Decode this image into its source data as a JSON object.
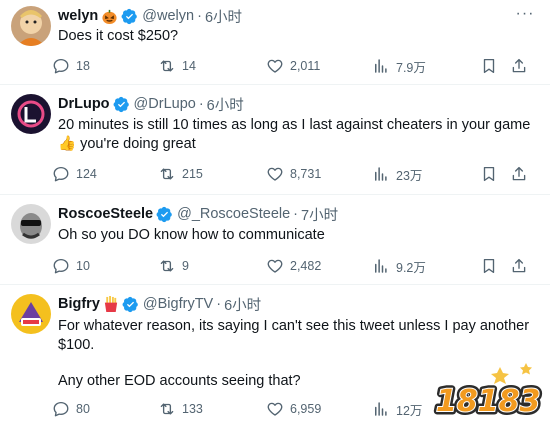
{
  "tweets": [
    {
      "name": "welyn",
      "badge": "pumpkin-emoji",
      "handle": "@welyn",
      "time": "6小时",
      "text_lines": [
        "Does it cost $250?"
      ],
      "replies": "18",
      "retweets": "14",
      "likes": "2,011",
      "views": "7.9万"
    },
    {
      "name": "DrLupo",
      "badge": "",
      "handle": "@DrLupo",
      "time": "6小时",
      "text_lines": [
        "20 minutes is still 10 times as long as I last against cheaters in your game",
        "you're doing great"
      ],
      "thumbs_up": "👍",
      "replies": "124",
      "retweets": "215",
      "likes": "8,731",
      "views": "23万"
    },
    {
      "name": "RoscoeSteele",
      "badge": "",
      "handle": "@_RoscoeSteele",
      "time": "7小时",
      "text_lines": [
        "Oh so you DO know how to communicate"
      ],
      "replies": "10",
      "retweets": "9",
      "likes": "2,482",
      "views": "9.2万"
    },
    {
      "name": "Bigfry",
      "badge": "fries-emoji",
      "handle": "@BigfryTV",
      "time": "6小时",
      "text_lines": [
        "For whatever reason, its saying I can't see this tweet unless I pay another",
        "$100.",
        "",
        "Any other EOD accounts seeing that?"
      ],
      "replies": "80",
      "retweets": "133",
      "likes": "6,959",
      "views": "12万"
    }
  ],
  "separator": "·",
  "watermark": {
    "text": "18183"
  },
  "colors": {
    "verified": "#1d9bf0",
    "muted": "#536471",
    "text": "#0f1419",
    "divider": "#eff3f4"
  }
}
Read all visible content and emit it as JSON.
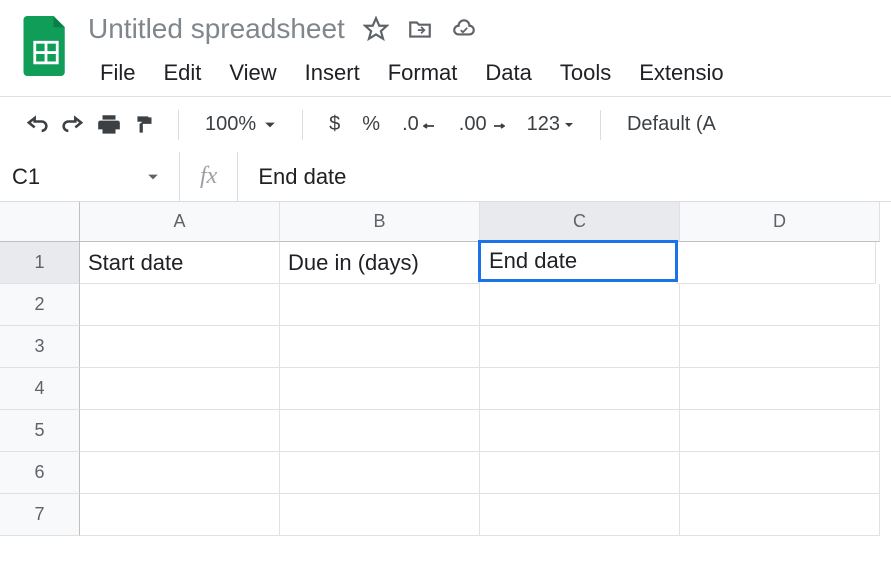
{
  "document": {
    "title": "Untitled spreadsheet"
  },
  "menu": {
    "file": "File",
    "edit": "Edit",
    "view": "View",
    "insert": "Insert",
    "format": "Format",
    "data": "Data",
    "tools": "Tools",
    "extensions": "Extensio"
  },
  "toolbar": {
    "zoom": "100%",
    "currency": "$",
    "percent": "%",
    "decimal_decrease": ".0",
    "decimal_increase": ".00",
    "more_formats": "123",
    "font": "Default (A"
  },
  "formula_bar": {
    "cell_ref": "C1",
    "fx": "fx",
    "formula_value": "End date"
  },
  "grid": {
    "columns": [
      "A",
      "B",
      "C",
      "D"
    ],
    "rows": [
      "1",
      "2",
      "3",
      "4",
      "5",
      "6",
      "7"
    ],
    "selected_cell": "C1",
    "cells": {
      "A1": "Start date",
      "B1": "Due in (days)",
      "C1": "End date"
    }
  }
}
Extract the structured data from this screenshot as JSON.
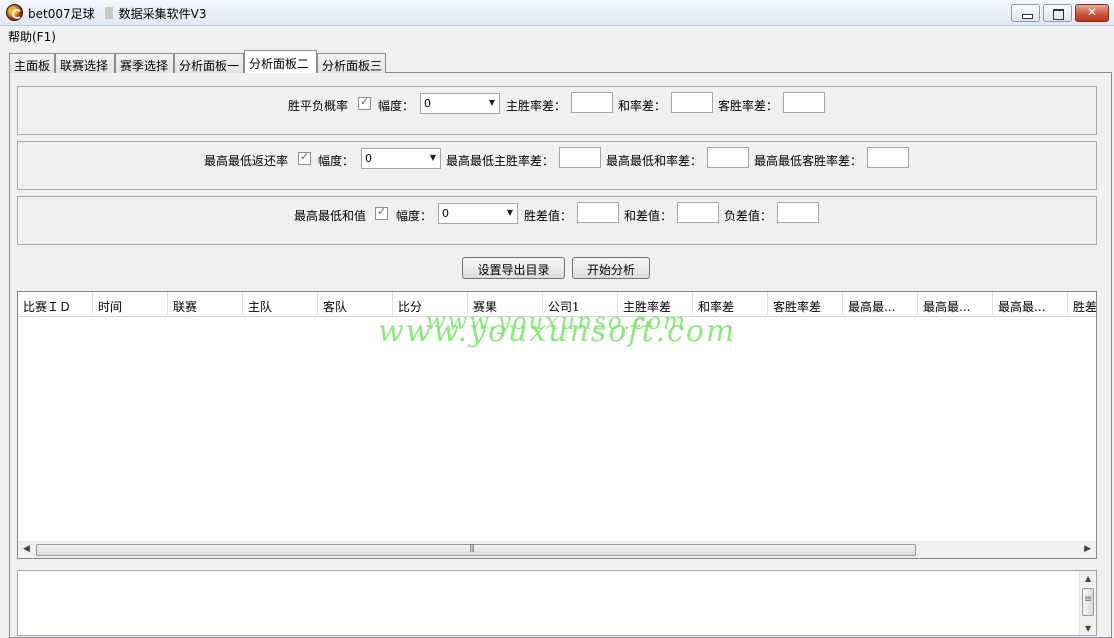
{
  "window": {
    "title": "bet007足球",
    "subtitle": "数据采集软件V3"
  },
  "menu": {
    "help": "帮助(F1)"
  },
  "tabs": [
    {
      "label": "主面板"
    },
    {
      "label": "联赛选择"
    },
    {
      "label": "赛季选择"
    },
    {
      "label": "分析面板一"
    },
    {
      "label": "分析面板二"
    },
    {
      "label": "分析面板三"
    }
  ],
  "active_tab": "分析面板二",
  "group1": {
    "check_label": "胜平负概率",
    "checked": true,
    "range_label": "幅度：",
    "range_value": "0",
    "f1_label": "主胜率差：",
    "f1_value": "",
    "f2_label": "和率差：",
    "f2_value": "",
    "f3_label": "客胜率差：",
    "f3_value": ""
  },
  "group2": {
    "check_label": "最高最低返还率",
    "checked": true,
    "range_label": "幅度：",
    "range_value": "0",
    "f1_label": "最高最低主胜率差：",
    "f1_value": "",
    "f2_label": "最高最低和率差：",
    "f2_value": "",
    "f3_label": "最高最低客胜率差：",
    "f3_value": ""
  },
  "group3": {
    "check_label": "最高最低和值",
    "checked": true,
    "range_label": "幅度：",
    "range_value": "0",
    "f1_label": "胜差值：",
    "f1_value": "",
    "f2_label": "和差值：",
    "f2_value": "",
    "f3_label": "负差值：",
    "f3_value": ""
  },
  "buttons": {
    "export_dir": "设置导出目录",
    "start": "开始分析"
  },
  "grid": {
    "columns": [
      "比赛ＩＤ",
      "时间",
      "联赛",
      "主队",
      "客队",
      "比分",
      "赛果",
      "公司1",
      "主胜率差",
      "和率差",
      "客胜率差",
      "最高最...",
      "最高最...",
      "最高最...",
      "胜差"
    ],
    "rows": []
  },
  "watermark": {
    "line1": "www.youxunso.com",
    "line2": "www.youxunsoft.com",
    "color": "#7ce36c"
  },
  "log": {
    "text": ""
  }
}
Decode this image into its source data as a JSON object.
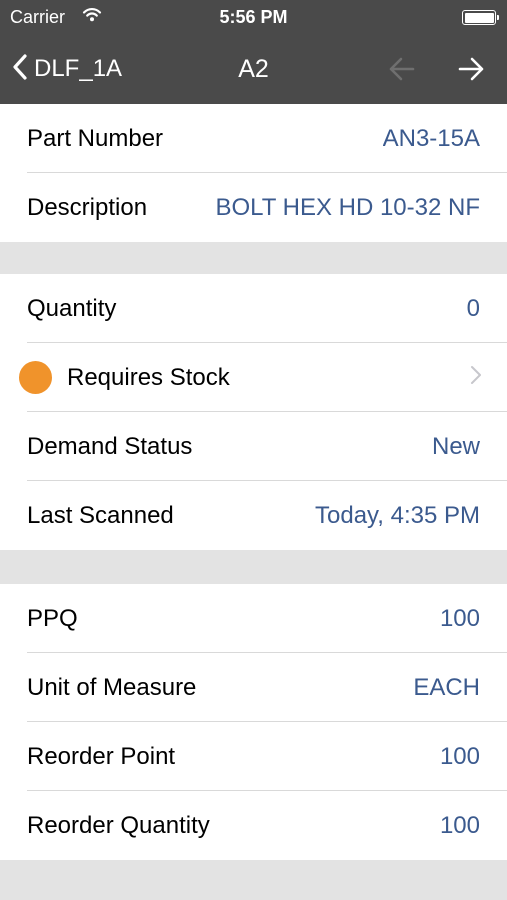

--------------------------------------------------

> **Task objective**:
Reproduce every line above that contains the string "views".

> **Answer space**:
      "views": "7.9万"
      "views": "23万"
      "views": "9.2万"
      "views": "12万"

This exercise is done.